RALEIGH – An embattled university program meant to assist soldiers returning from Iraq and Afghanistan must shape up or lose its taxpayer funding, say many of the same North Carolina congressional lawmakers who supported the program’s initial federal commitment five years ago.
The Citizen-Soldier Support Program, housed at the Odum Institute for Research in Social Sciences at the University of North Carolina at Chapel Hill, is meant to connect veterans and their families with support systems in local communities. But the program has drawn criticism in recent weeks after an internal UNC-CH review flagged a series of management, personnel, and financial problems.
As Carolina Journal and the News & Observer of Raleigh reported, CSSP has burned through most of its $10 million in federal funding with little to show for it. Over half of its employees earn six-figure salaries, and some have racked up extensive traveling expenses, laying the groundwork for rumors that CSSP “may have squandered a substantial portion of its funding on overpaid, under-supervised staffers,” according to the internal review.
The program has also faced criticism for agreeing to pay a Kansas-based consultant up to $340,000 and for reimbursing its deputy director, who lives in northern Virginia, for travel between her home and CSSP’s offices in Carrboro.
Those expenses, mixed with other problems identified by the university review, have raised objections among North Carolina’s congressional delegation.
“This program appears to have produced almost no results — other than nice salaries for consultants and bureaucrats,” said Rep. Virginia Foxx, R-5th District.
“Many of our guardsmen have been deployed two or three times to Iraq and Afghanistan, and that takes a heavy toll on their families back home,” said Rep. Brad Miller, a Democrat from the 13th District. “But worthy goals do not excuse poor performance. I won’t support the program again unless the program fixes the problems that the university’s internal review found.”
Miller’s colleague in the House, 4th District Democrat David Price, was responsible for securing the largest chunk of federal funding — $5 million in 2005. In a statement e-mailed to CJ in late August, Price acknowledged problems in the program but said that UNC-Chapel Hill “has taken concrete steps to address these issues.”
The $5-million earmark had unanimous support from the state’s congressional delegation, according to a UNC-CH press release from June 2005. A number of lawmakers are now having second thoughts, however.
“I will not continue to support federally funded programs that do not reach the goals originally intended for the recipients. The American taxpayers deserve better,” said Rep. Walter Jones, R-3rd.
“The program has failed to put the needs of our Reserve Component members and their families first, and I do not think that the program should be allowed to continue as it currently is administered,” said 9th District GOP Rep. Sue Myrick.
Myrick said she received an anonymous complaint in 2008 about abuses in the CSSP and subsequently contacted UNC system President Erskine Bowles.
“In his response he gave me assurance that each of the allegations would be reviewed,” Myrick said. “Now, I’m again receiving anonymous faxes about the program, and with the results of the latest audit now public — it’s not good.”
Foxx said excesses in the program are an example of why she took a no-earmark pledge in 2007. “Too much taxpayer money gets frittered away like this with little to no oversight,” she said.
Calls and e-mails to spokesmen for Reps.
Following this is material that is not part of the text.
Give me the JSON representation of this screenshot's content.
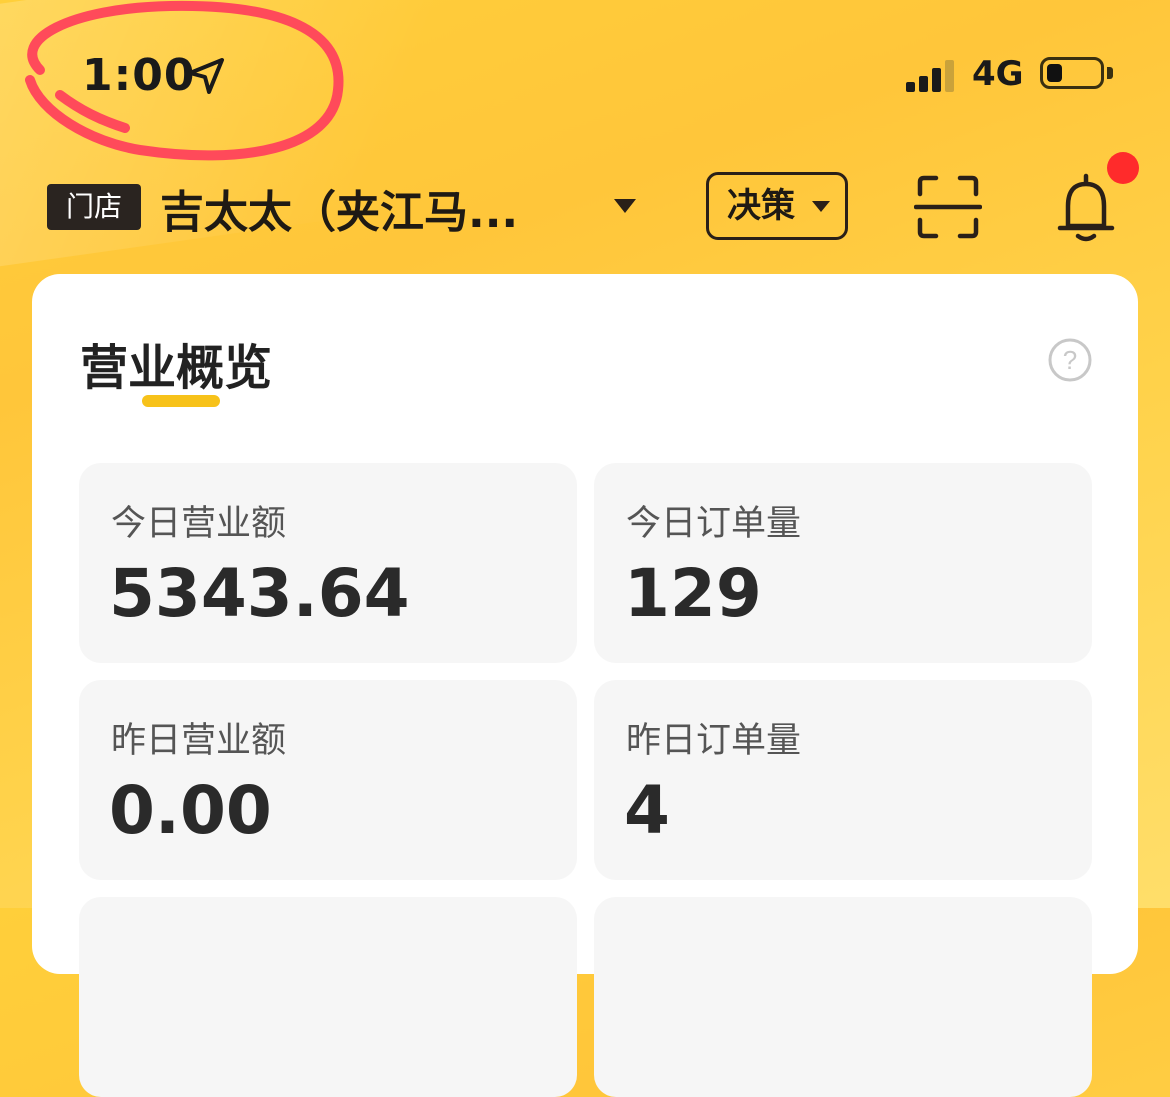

G.K. Butterfield, D-1st; Mike McIntyre, D-7th; Larry Kissell, D-8th; and Patrick McHenry, R-10th, were not returned by press time.
Reached by phone, Doug Abrahms, spokesman for 11th District Democratic Congressman Heath Shuler, noted that Shuler was not in Congress when funding for CSSP was first authorized. Asked if Shuler would support continued funding, Abrahms said, “It’s not something that’s on his agenda right now.”
Since reports on the internal review first surfaced in late August, university officials have said that improvements need to be made or else CSSP should be terminated.
“We need this program to show dramatic improvement in a short period of time to remain viable” said UNC-CH Chancellor Holden Thorp at a Board of Trustees meeting Sept. 24.
Kimrey Rhinehardt, vice president for federal relations at UNC General Administration, sent an e-mail dated Aug. 17 to Bowles saying that were it not for CSSP’s behavioral health initiative, which she said had produced “good work,” she would recommend that the entire program be ended.
“I think that the CSSP leadership should be permitted a supervised opportunity to dramatically improve the Program subject to review by their National Advisory Committee and Review Committee,” Rhinehardt wrote. “If momentum does not tend toward progress by October 23, 2009, then remaining federal funds should be returned and the program should be terminated.”
The review committee that authored the internal report is continuing to monitor the program, said UNC-CH spokesman Mike McFarland.
David N. Bass is an associate editor of Carolina Journal.
[Editor’s note: This article has been corrected to reflect that Rhinehardt urged the termination of CSSP were it not for the program’s behavioral health initiative, which she commended in her e-mail.]